| ACTIVITY |
Every line in the records below that holds the word "JSON" is to be copied.

| DATA FOR THIS EXERCISE |
--- START ---

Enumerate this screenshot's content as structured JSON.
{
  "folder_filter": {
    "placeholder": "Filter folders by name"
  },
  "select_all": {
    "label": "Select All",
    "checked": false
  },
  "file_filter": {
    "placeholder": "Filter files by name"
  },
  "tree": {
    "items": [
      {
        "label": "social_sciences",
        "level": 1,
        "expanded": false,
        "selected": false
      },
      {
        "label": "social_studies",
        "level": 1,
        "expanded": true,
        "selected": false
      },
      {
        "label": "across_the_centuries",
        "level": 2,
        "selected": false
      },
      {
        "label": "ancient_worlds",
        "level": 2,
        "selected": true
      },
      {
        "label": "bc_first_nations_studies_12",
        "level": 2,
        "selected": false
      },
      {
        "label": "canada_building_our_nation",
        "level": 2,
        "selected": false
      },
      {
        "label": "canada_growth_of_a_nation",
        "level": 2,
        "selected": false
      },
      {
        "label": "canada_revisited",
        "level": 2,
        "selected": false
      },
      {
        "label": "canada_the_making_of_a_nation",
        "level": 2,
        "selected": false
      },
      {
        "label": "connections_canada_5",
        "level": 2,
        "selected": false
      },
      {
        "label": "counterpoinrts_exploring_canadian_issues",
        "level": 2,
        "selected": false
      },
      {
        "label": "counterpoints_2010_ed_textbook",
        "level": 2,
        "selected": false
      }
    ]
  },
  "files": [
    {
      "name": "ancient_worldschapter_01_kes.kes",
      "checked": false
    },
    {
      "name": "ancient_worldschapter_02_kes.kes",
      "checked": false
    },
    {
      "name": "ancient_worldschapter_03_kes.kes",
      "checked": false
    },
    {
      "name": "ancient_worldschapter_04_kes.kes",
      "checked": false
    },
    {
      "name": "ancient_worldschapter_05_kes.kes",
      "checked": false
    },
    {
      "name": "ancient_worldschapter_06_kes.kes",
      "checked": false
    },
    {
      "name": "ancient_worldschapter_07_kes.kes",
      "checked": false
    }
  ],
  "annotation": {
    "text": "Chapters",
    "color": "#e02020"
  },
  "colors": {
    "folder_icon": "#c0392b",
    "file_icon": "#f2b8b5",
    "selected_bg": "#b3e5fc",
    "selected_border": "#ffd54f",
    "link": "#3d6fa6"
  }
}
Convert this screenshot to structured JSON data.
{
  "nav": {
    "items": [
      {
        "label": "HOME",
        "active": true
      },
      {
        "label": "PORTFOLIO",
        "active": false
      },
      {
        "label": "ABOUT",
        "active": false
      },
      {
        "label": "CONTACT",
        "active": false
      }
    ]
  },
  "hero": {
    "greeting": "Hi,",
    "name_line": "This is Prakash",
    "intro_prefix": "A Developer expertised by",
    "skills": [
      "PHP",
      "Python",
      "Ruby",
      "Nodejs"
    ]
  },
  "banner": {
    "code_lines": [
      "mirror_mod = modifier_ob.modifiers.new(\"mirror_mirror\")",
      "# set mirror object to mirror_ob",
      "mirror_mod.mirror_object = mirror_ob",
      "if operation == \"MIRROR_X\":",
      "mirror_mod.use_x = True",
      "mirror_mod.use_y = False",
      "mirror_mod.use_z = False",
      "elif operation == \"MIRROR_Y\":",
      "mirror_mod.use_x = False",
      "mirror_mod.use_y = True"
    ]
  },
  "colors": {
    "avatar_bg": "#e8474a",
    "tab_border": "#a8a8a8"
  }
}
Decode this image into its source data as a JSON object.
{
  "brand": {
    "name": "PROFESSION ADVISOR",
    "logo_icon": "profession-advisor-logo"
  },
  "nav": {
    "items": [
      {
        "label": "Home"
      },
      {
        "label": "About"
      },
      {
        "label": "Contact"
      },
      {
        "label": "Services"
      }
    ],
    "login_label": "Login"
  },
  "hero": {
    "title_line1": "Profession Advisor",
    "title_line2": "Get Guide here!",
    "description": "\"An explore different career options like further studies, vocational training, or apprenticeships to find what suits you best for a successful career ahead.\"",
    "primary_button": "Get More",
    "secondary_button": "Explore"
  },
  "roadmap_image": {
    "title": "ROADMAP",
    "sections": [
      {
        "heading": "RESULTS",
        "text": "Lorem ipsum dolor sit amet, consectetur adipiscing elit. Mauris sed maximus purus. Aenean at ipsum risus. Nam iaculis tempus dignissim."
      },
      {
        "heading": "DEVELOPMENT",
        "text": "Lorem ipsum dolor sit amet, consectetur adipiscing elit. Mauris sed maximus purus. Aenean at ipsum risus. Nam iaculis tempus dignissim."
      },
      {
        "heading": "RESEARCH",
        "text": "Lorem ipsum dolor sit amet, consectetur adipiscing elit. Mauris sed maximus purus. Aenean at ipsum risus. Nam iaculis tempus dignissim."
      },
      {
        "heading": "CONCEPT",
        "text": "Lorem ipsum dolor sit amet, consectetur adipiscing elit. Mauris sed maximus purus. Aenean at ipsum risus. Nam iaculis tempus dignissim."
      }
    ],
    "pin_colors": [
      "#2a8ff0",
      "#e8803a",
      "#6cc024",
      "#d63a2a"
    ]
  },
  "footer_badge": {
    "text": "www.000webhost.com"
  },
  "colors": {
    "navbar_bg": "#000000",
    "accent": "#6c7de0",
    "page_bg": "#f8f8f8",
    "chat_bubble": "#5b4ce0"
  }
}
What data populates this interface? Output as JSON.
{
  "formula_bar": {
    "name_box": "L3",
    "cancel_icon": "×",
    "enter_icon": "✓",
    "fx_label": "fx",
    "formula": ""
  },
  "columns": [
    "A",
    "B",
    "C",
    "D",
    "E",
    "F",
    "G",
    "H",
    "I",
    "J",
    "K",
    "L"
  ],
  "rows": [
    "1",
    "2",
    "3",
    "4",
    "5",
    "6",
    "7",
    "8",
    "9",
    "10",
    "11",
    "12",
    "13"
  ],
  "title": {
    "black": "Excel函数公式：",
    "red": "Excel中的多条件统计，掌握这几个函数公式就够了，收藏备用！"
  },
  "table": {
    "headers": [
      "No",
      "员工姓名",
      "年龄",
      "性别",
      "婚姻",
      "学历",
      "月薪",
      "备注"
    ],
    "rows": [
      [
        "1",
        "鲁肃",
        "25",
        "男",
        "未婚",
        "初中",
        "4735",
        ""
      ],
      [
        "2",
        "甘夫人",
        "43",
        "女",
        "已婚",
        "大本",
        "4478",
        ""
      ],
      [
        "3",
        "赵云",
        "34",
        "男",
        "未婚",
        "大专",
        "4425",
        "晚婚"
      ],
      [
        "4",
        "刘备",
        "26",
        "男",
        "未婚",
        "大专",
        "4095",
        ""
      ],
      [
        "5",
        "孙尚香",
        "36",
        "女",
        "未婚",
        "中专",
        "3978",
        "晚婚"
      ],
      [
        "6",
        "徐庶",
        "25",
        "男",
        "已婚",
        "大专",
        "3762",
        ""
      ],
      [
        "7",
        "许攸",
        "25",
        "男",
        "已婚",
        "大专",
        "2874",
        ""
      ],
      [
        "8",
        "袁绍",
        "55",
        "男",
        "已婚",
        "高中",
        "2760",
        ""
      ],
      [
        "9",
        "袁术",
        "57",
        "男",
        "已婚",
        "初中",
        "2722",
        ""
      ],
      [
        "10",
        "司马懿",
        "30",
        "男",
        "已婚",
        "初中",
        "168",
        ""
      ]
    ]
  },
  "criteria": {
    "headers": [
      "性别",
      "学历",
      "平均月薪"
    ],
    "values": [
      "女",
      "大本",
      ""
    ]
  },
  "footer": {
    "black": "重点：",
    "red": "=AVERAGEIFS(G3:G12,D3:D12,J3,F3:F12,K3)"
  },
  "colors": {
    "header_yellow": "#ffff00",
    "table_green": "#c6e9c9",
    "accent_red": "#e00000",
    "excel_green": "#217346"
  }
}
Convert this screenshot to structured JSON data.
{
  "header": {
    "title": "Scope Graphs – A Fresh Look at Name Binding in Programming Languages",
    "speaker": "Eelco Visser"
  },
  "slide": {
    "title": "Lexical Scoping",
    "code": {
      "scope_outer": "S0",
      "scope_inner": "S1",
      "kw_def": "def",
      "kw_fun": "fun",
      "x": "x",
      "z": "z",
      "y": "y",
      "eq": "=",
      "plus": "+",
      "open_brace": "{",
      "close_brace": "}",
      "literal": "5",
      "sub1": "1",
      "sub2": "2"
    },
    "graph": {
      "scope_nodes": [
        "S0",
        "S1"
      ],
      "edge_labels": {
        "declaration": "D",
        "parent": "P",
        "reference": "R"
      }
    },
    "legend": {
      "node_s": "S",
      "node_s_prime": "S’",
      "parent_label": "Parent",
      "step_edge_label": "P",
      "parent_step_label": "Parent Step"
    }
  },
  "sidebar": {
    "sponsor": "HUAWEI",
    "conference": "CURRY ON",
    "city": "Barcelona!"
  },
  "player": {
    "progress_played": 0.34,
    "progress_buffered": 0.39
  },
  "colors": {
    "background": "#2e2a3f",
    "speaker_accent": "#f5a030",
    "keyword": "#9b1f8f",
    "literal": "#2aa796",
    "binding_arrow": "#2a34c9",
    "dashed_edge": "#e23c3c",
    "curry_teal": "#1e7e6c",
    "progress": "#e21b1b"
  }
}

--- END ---

| EXERCISE ANSWER |
Enumerate this screenshot's content as structured JSON.
Convert this screenshot to structured JSON data.
Decode this image into its source data as a JSON object.
What data populates this interface? Output as JSON.
Convert this screenshot to structured JSON data.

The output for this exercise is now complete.